MONTEGO BAY, St James — JUSTICE Minister Senator Mark Golding says a fledgling legal outsourcing industry could provide employment prospects for young lawyers.
"We are training lots of new, young lawyers to come on board into the legal profession. How are we going to employ all of them?" Golding asked at a justice forum in this western resort city.
"Montego Bay, apart from being a resort capital of Jamaica, is also a business capital of Jamaica and has potential for growth of employment in Jamaica, through business process outsourcing, knowledge process outsourcing, even legal process outsourcing which is a new field that is emerging," the justice minister argued.
He pointed to large international firms handling major acquisition transactions and mergers which were outsourcing "millions of documents that have to be reviewed from a due diligence standpoint". Firms in countries like India, where lawyers charge more competitive rates than their counterparts in London or New York, were benefitting, the justice minister said.
"That is an area where I think that Jamaica can look to get into," he said.
However, he warned that activities in the lottery scam, prevalent in Montego Bay, threatens the likelihood of these jobs.
"But, if we have a problem where our image and reputation is being soiled, as a place where dishonesty is rife and elderly people abroad, vulnerable people abroad are being ripped off by unscrupulous persons here who are using information which those businesses generate here, then our future is being compromised and we can't afford to let that happen."
He reiterated that legislation to tackle the lottery scam should be in place by the end of this fiscal year.

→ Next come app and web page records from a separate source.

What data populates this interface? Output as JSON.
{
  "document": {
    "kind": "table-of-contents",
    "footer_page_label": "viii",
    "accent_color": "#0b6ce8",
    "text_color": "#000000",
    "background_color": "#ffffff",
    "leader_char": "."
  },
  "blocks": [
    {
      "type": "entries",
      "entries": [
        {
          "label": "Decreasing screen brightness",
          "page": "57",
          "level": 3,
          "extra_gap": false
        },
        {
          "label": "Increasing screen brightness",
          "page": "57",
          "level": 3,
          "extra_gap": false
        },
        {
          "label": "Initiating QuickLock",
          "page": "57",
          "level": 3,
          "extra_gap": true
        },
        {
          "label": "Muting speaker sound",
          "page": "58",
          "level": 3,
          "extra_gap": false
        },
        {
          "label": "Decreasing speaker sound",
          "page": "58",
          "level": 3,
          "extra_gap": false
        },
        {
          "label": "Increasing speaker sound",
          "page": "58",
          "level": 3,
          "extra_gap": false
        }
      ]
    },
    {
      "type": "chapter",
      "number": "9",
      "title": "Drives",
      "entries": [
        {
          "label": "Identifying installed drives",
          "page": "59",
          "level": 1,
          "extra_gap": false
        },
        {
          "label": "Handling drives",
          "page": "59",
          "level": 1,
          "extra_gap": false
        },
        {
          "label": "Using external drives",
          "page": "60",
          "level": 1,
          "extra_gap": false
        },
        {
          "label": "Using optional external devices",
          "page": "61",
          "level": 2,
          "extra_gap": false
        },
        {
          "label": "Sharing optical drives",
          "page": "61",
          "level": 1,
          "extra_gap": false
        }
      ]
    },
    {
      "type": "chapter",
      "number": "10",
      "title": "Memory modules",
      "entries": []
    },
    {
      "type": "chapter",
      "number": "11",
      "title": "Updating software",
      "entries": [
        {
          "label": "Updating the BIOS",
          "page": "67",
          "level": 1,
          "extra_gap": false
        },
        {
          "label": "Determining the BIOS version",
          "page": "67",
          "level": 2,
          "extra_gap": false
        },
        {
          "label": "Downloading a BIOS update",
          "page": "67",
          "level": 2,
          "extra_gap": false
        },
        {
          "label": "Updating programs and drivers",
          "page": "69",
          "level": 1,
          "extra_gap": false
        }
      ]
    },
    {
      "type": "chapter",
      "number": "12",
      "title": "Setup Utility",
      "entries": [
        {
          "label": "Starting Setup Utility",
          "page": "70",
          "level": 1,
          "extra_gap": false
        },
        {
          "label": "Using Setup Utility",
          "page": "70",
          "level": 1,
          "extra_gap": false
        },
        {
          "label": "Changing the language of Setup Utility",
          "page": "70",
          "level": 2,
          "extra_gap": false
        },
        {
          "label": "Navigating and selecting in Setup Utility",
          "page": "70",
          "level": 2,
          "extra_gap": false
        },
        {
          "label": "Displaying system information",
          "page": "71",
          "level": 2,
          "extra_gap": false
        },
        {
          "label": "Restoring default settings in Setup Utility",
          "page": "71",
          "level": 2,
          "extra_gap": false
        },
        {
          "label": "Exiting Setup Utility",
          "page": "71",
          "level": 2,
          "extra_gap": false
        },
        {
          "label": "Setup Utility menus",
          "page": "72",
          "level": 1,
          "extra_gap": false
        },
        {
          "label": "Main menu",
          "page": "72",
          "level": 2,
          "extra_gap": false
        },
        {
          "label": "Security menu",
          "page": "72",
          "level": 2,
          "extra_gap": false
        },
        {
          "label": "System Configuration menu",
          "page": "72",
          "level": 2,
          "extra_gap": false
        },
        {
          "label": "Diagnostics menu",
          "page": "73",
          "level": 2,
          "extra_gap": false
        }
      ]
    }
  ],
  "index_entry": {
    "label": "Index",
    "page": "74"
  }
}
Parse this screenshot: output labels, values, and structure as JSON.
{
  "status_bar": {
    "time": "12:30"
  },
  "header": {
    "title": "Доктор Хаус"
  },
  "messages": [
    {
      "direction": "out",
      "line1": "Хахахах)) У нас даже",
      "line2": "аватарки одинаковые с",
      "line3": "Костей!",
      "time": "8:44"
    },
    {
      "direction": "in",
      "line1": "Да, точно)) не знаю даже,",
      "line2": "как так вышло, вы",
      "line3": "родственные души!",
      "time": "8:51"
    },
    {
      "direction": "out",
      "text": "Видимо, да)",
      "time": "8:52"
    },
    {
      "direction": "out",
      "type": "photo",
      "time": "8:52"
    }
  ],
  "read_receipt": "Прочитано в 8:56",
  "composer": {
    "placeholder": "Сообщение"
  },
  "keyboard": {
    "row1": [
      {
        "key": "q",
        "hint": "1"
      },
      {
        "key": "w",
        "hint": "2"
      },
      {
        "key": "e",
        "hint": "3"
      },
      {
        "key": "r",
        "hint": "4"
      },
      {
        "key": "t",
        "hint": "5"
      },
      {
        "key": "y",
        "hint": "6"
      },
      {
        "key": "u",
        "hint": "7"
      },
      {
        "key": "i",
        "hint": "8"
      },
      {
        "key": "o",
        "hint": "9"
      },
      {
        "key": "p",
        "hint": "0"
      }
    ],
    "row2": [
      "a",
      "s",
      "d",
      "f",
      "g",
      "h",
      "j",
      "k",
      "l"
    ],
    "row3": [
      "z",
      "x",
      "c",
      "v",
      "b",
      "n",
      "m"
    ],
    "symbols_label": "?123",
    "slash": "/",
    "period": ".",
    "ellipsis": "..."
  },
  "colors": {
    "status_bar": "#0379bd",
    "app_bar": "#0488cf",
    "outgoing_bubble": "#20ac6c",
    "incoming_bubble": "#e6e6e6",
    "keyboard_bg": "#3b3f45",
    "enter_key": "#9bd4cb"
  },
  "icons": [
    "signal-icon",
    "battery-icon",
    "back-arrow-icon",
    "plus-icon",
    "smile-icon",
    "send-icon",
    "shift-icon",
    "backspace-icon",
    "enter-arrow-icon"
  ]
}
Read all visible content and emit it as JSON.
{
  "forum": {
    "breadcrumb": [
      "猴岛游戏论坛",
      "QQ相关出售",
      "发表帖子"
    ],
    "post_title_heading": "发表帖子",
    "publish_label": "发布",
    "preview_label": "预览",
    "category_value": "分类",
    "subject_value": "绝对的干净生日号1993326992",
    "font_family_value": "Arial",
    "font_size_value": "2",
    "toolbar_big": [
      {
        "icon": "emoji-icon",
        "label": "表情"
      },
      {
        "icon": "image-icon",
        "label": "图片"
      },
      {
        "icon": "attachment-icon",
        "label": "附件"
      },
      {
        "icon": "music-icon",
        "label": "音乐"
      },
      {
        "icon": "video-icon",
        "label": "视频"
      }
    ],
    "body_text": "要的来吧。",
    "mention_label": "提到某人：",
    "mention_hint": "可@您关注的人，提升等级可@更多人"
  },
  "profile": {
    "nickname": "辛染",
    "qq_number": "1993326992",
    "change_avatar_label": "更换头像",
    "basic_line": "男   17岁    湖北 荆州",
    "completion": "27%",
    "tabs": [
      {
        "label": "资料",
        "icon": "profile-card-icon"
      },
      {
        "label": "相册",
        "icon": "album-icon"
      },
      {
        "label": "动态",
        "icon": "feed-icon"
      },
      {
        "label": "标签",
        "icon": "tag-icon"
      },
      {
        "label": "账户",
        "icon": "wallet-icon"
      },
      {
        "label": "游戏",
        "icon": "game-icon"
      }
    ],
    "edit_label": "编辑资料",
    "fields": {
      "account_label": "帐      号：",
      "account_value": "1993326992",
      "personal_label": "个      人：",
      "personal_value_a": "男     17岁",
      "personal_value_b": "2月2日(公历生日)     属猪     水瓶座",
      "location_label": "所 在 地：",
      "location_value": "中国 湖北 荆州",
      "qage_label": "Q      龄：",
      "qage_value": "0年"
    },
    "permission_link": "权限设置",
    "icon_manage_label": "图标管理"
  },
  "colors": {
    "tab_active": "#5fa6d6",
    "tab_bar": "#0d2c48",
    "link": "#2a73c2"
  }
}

His expectation hinges on information that the first draft of a bill will come before Cabinet by month-end.